Kelis hadn't taken the stage in America since 2010. But from her opening notes — in which she took on the standard "Feeling Good," as popularized by Nina Simone — the singer never shied away from the most lavish possible spectacle on stage at NPR Music's SXSW showcase, held at Stubb's BBQ. Backed by a 12-piece band, complete with horn section and backup singers, Kelis reintroduced herself to the world as a transformed artist whose sound looks forward and backward without losing its focus on the present.
Our Sense of Place stop in Austin continues today with longtime resident and singer-songwriter Patty Griffin. In late 2013, Griffin finally saw the release of her album Silver Bell. It was recorded in 2000 as the follow-up to her second album, Flaming Red, but was shelved by her record company.

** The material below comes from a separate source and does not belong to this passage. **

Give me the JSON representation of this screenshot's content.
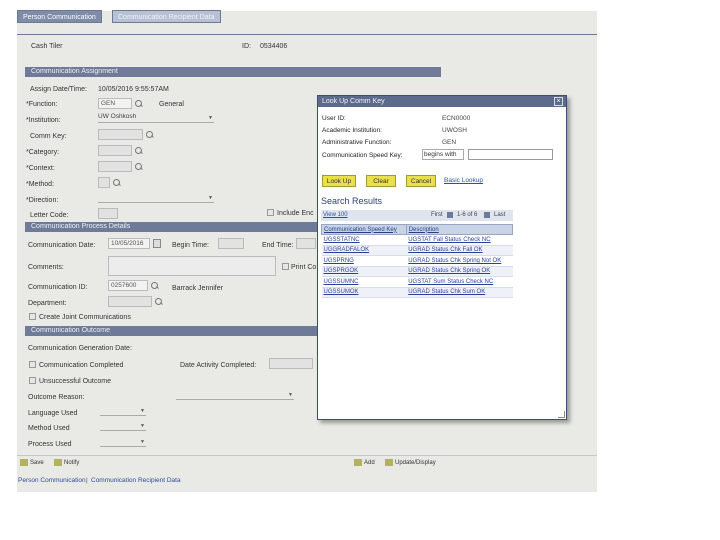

Longtime Austin resident Jody Denberg, who is at least somewhat responsible for Austin's musical tastes as the program director of KGSR radio for 19 years, is our guest for this Sense of Place episode. KGSR was and is a commercial station playing music, much like public station KUTX, where Denberg works today. Although he was born in New York, he is with us to talk about the musical history of his adopted home. He engagingly brings a fan's perspective.
We had a great choice for our Latin Roots segment of Sense of Place: Austin. It's Grupo Fantasma, a nine-piece Latin band that formed in 2000. The band created their own path as a Latin funk orchestra.
Host Tom Druckenmiller talks with John McEuen of the Nitty Gritty Dirt Band about his performances at McCoole's Arts and Events Place in Quakertown on Saturday, March 15th with a Children's Matinee at 4:00 p.m. and an adult performance at 7:30 p.m. (Original air-date March 12, 2014).
Listen to All Songs Considered at SXSW - Wednesday
For most of Wednesday, our team in Austin, Texas, had their eyes on the stage at Stubb's BBQ, where we presented our SXSW showcase featuring sets by Damon Albarn, St. Vincent, Kelis, Eagulls and Perfect Pussy. But near the end of the night, we started hearing news of a terrible accident involving dozens of people outside another venue.
When Mayer Hawthorne showed up at Village Studios for his live session on Morning Becomes Eclectic, he was still wearing his pajamas. In fact, his whole crew (which he dubbed the "Brunch Bunch") were adorned in their PJs — but that didn't stop them from bringing down the house with big-time dance grooves. They mostly played songs from his latest release, Where Does This Door Go, including "Her Favorite Song."
This is FRESH AIR. Starting in the late 1960s, jazz saxophonist Clifford Jordan produced a series of recordings mostly by other leaders that came out on the musician's own Strata-East label. Those seven albums are now collected in a box set. Jazz critic Kevin Whitehead says Jordan the producer had impeccable taste in musicians.